City Council Rejects Pension Reform Package Seven Years In The Making

City Council chambers

After seven years of discussions, stops and starts, Jacksonville City Council finally came to an answer on a new agreement with the Police and Fire Pension Fund, and that answer is no.

After coming to a vote Wednesday night, the deal did not pass, failing in a 9 - 9 vote.

If current Mayor Alvin Brown wants to push forward with the pension reform he will have to draw up a new deal and submit it the council.

Clay Yarborough, president of Jacksonville's City Council, doesn't think that is very likely though because Tuesday night's election is changing the face of the current council in the coming months.
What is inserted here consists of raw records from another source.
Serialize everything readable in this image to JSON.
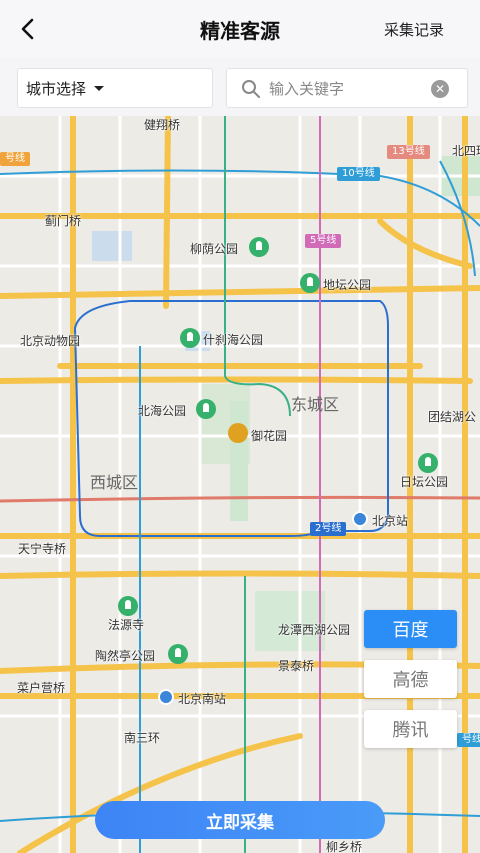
{
  "header": {
    "title": "精准客源",
    "records_label": "采集记录"
  },
  "filter": {
    "city_label": "城市选择",
    "search_placeholder": "输入关键字"
  },
  "map": {
    "labels": {
      "jianxiang_bridge": "健翔桥",
      "jimen_bridge": "蓟门桥",
      "liuyin_park": "柳荫公园",
      "ditan_park": "地坛公园",
      "beijing_zoo": "北京动物园",
      "shichahai_park": "什刹海公园",
      "beihai_park": "北海公园",
      "imperial_garden": "御花园",
      "tuanjiehu_park": "团结湖公",
      "ritan_park": "日坛公园",
      "beijing_station": "北京站",
      "tianningsi_bridge": "天宁寺桥",
      "fayuan_temple": "法源寺",
      "taoranting_park": "陶然亭公园",
      "longtan_park": "龙潭西湖公园",
      "jingtai_bridge": "景泰桥",
      "caihuying_bridge": "菜户营桥",
      "beijing_south_station": "北京南站",
      "south_3rd_ring": "南三环",
      "north_4th_ring": "北四环",
      "liuxiang_bridge": "柳乡桥"
    },
    "districts": {
      "dongcheng": "东城区",
      "xicheng": "西城区"
    },
    "lines": {
      "line10": "10号线",
      "line13": "13号线",
      "line5": "5号线",
      "line2": "2号线",
      "line_left_top": "号线",
      "line_right_bottom": "号线"
    },
    "providers": [
      {
        "label": "百度",
        "active": true
      },
      {
        "label": "高德",
        "active": false
      },
      {
        "label": "腾讯",
        "active": false
      }
    ]
  },
  "action": {
    "collect_label": "立即采集"
  },
  "colors": {
    "accent": "#2b8ef6",
    "park": "#35b16b",
    "subway_blue": "#3a86d9",
    "road_yellow": "#f5c34a"
  }
}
Yarborough said that the mayor would need to draw up and submit a new pension plan before the new council members that were elected take office July 1.

With current Mayor Brown set for a runoff election on May 19 against Lenny Curry, the vote Wednesday and a possible new pension plan may have a big impact with voters. 
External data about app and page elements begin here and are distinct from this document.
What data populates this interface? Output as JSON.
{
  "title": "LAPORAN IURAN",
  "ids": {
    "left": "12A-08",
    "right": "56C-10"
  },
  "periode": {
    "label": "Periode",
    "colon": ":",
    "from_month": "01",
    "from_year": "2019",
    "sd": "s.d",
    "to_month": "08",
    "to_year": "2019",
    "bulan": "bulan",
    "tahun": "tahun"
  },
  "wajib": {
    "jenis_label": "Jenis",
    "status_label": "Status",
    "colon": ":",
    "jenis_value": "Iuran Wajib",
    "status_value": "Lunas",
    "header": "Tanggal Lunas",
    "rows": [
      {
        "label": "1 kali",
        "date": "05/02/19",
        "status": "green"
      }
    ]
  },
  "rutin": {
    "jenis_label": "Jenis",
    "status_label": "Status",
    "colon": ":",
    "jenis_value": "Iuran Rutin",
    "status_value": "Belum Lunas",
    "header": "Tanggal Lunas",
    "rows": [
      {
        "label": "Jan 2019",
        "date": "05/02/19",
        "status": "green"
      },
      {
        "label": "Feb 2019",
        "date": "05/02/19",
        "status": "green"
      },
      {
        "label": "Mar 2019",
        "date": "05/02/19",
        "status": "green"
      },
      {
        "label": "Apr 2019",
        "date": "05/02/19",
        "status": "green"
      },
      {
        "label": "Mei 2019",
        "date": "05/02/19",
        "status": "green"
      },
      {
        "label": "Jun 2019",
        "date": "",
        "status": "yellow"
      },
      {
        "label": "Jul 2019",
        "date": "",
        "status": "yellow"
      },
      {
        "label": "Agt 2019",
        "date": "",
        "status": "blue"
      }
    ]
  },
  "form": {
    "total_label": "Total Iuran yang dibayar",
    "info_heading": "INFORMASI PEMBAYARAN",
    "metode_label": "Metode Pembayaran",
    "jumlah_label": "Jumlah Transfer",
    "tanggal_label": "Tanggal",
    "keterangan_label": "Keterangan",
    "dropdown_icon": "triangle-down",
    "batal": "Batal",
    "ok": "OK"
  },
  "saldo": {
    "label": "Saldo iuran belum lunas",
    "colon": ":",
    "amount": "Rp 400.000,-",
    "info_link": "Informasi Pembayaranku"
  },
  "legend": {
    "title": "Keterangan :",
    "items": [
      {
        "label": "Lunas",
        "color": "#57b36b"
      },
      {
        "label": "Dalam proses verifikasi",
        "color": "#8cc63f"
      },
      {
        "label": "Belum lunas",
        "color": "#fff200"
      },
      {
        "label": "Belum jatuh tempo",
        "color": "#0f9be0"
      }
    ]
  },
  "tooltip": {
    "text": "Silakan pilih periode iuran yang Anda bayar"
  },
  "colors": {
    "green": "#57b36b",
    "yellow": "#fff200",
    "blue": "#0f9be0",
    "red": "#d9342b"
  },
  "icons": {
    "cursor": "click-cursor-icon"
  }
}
The fund's growing deficit -- now $1.7 billion -- has been a political problem for two mayoral administrations. The proposed agreement would have changed some terms and benefits that would have helped reduce that deficit, although the current plan did not identify a funding source.

The plan would have called for current and new employees to pay more into the pension process. New police and firefighters would have had some benefit changes when they retired. Current employees would have been able to keep what they had.
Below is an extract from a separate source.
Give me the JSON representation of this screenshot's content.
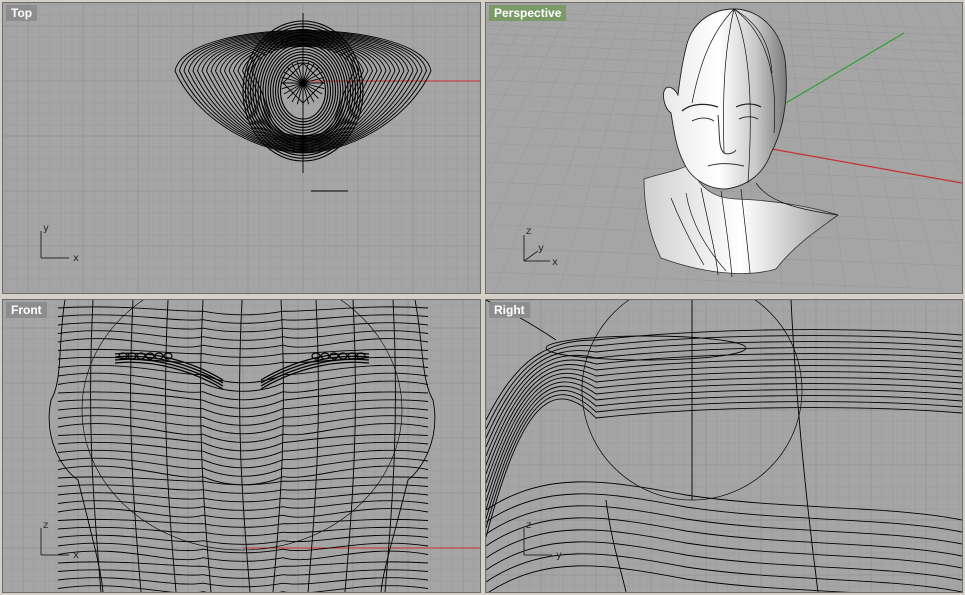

Councilman Bill Bishop said the one thing that was missing from the plan was money.

"Nothing matters until you get funding source," Bishop said. "This is why I say the whole thing is designed to fail. It's designed for everybody to say, 'I voted for change,' without having to make a change because there is no funding source."